And I only say that because I think some of the sex & violence, along with the touchy political, racial, and social themes interwoven within the plot could be interpreted in bad taste despite having the knowledge that its a spoof of fantasy/fiction with some graphic violence and some intentionally strange characters.

In other words, its not for everybody. But I thought the international market in Europe or Asia might have an interest in what I got if my own country does not.

waylander
02-20-2012, 04:00 AM
Starchaser - have you read Richard Morgan's 'The Steel Remains'?
Now that is a book that pushes the boundaries in fantasy with respect to graphic homosexual sex and violence. True, Morgan is an established author, but it did collect a lot of negative reviews yet a major publishing house was prepared to take a gamble on it and it sold in solid quantities.

Starchaser3000
02-20-2012, 05:00 AM
No. But that sounds like something I would like to read.

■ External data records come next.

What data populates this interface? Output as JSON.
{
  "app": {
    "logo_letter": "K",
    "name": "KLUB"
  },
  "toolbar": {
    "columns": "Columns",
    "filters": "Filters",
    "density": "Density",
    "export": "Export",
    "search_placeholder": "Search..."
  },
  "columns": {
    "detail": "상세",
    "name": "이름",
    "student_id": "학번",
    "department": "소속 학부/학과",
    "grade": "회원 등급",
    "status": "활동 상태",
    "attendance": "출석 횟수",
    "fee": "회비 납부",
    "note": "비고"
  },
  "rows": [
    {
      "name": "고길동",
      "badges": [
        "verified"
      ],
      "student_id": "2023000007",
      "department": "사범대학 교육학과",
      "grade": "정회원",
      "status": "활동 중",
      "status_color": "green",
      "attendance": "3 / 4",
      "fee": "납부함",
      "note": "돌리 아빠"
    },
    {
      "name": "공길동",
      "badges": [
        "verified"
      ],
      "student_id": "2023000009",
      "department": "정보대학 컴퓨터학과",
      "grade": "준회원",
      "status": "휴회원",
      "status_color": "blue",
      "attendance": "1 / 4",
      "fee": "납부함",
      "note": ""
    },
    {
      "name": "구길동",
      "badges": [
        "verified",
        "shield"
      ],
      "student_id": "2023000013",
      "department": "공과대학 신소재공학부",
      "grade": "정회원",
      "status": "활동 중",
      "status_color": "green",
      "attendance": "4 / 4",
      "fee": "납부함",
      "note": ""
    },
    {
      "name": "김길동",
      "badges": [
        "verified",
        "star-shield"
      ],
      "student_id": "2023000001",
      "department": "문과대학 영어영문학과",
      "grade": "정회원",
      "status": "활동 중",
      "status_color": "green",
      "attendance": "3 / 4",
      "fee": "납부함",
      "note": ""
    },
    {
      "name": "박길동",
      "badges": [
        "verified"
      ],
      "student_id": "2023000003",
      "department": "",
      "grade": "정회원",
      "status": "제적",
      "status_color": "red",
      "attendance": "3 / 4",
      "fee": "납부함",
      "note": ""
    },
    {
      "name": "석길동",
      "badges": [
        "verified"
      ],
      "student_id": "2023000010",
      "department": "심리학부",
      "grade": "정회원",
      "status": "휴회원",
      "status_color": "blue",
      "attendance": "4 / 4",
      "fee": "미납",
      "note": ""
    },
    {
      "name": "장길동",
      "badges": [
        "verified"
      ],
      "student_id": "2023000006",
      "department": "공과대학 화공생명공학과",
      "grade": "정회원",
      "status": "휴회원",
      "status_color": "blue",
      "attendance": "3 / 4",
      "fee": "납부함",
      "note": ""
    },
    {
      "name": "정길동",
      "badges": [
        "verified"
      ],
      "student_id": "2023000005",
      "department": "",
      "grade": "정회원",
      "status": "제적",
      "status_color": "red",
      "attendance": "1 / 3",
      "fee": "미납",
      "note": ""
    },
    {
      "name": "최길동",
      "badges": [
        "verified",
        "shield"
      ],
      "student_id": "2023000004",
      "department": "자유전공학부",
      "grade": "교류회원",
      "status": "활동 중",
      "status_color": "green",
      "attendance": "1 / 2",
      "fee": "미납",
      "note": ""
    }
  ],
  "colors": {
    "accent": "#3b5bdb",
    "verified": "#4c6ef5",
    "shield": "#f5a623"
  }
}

There are suggestive references to homosexuality, bisexuality, and bestiality in my own work. But nothing I believe would be considered pornographic or obscene. Lots of blood, guts, severed limbs, mutilation, depictions of torture, and human sacrifice in there as well. I like pushing boundaries, but I am aware that I could alienate my audience if I take it too far.

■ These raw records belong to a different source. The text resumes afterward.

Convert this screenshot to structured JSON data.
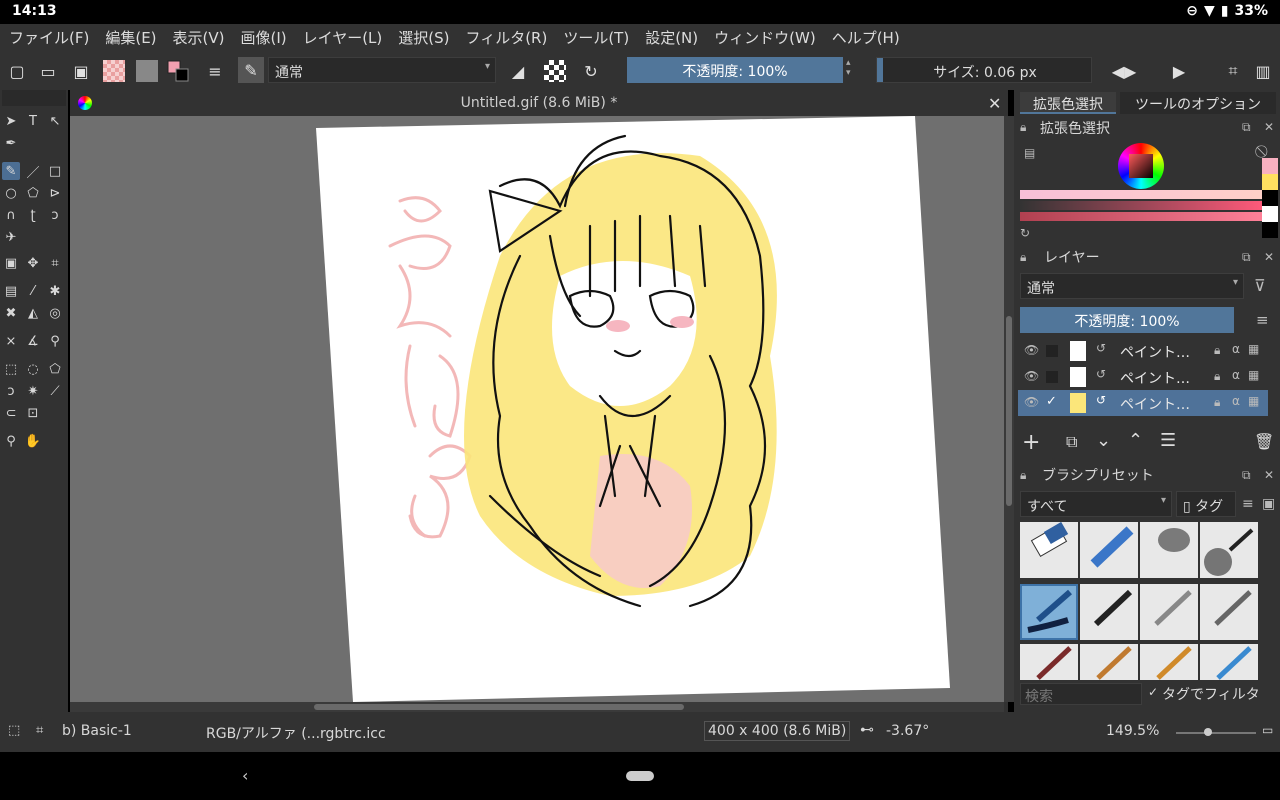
{
  "status": {
    "time": "14:13",
    "battery": "33%"
  },
  "menu": [
    "ファイル(F)",
    "編集(E)",
    "表示(V)",
    "画像(I)",
    "レイヤー(L)",
    "選択(S)",
    "フィルタ(R)",
    "ツール(T)",
    "設定(N)",
    "ウィンドウ(W)",
    "ヘルプ(H)"
  ],
  "toolbar": {
    "blend_mode": "通常",
    "opacity": "不透明度: 100%",
    "size": "サイズ: 0.06 px"
  },
  "document": {
    "title": "Untitled.gif (8.6 MiB) *"
  },
  "docker": {
    "tabs": [
      "拡張色選択",
      "ツールのオプション"
    ],
    "color_panel_title": "拡張色選択",
    "layers_title": "レイヤー",
    "layer_blend": "通常",
    "layer_opacity": "不透明度: 100%",
    "layers": [
      {
        "name": "ペイント…",
        "selected": false,
        "checked": false
      },
      {
        "name": "ペイント…",
        "selected": false,
        "checked": false
      },
      {
        "name": "ペイント…",
        "selected": true,
        "checked": true
      }
    ],
    "brush_title": "ブラシプリセット",
    "brush_filter": "すべて",
    "brush_tag": "タグ",
    "search_placeholder": "検索",
    "tag_filter_label": "タグでフィルタ"
  },
  "bottom": {
    "brush_name": "b) Basic-1",
    "color_profile": "RGB/アルファ (...rgbtrc.icc",
    "image_size": "400 x 400 (8.6 MiB)",
    "rotation": "-3.67°",
    "zoom": "149.5%"
  },
  "colors": {
    "accent": "#51769a",
    "bg": "#323232",
    "canvas_bg": "#6f6f6f"
  }
}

Eddyz Aquila
02-20-2012, 05:34 PM
There are several agents and agencies I'd recommend, but as so much depends on not just the genre but the book you're planning to submit to them and how you want to work, I can't until I know more.

Historical novel that can be classified as YA or as a "normal" genre, the only aspect is that the MC is 19 years old and that's about it when it comes to the YA part.

So, yeah, completed historical novel that I wish to submit to them, under 100k.

Any suggestions? :)

Old Hack
02-20-2012, 09:11 PM
Any suggestions? :)

Yes. Do your own research.

Mr Flibble
02-21-2012, 12:27 AM
Querytracker lists 13 UK agents that look at historicals, two of whom are not accepting unsolicited queries.

Start by looking into those agents/agencies, see which rep stuff closest to yours, what their sales are like etc.

Eddyz Aquila
02-21-2012, 05:35 PM
Thank you for the suggestion :)

waylander
06-18-2012, 11:42 PM
To the best of my knowledge, there is no UK equivalent of Agentquery. You may have to buy W+A Yearbook if the link I posted above doesn't give you enough information.

As for specific agents for commercial/black comic stuff, the standard answer applies. Seek out books in a similar vein, found out who represents the authors and query them.

Old Hack
06-19-2012, 01:14 AM
Anyone have any ideas for UK based literary agents that take commercial/black comic stuff? Or any websites for UK agents a la Agentquery.com

Or am I going to have to buy THE BIBLE...

I can only repeat what I said earlier:


Yes. Do your own research.

Old Hack
06-19-2012, 08:32 AM
Why bother? It was useless and unhelpful the first time. If you don't like "sharing leads", get off the board.

Mug.

Hmm. Let's see. Was that a respectful response? Did it add anything to the conversation? Nope, I don't think so.

Deadlight, if you'd said that to anyone else I'd give you a time out for it. But as it's me, I'll give you a pass--just this once.

I could suggest a handful of good agents: but as I don't know your writing, your intentions, or how you like to work, I don't know if any of them would be right for you. The only person who can work all that out is you. So yes, to find an agent who is a good fit for you, you have to do your own research. If you need advice on how to do that, you only have to ask: but snapping at people who try to point you in the right direction isn't going to get you the help that you want.

MacAllister
06-23-2012, 08:49 PM
Why bother? It was useless and unhelpful the first time. If you don't like "sharing leads", get off the board.

Mug.

Oh dear. Old Hack is a LOT nicer than I am. I'm not gonna let that go by -- and you're damn lucky it's just a time-out.

You get a week to reconsider that response. And if you intend ever to address anyone here that way again, you needn't bother returning after your time-out is over.

EmseePlum
01-05-2013, 01:42 AM
hahahahaha i love when i'm new to a board and get to read drama, oldhack and macallister, you two rock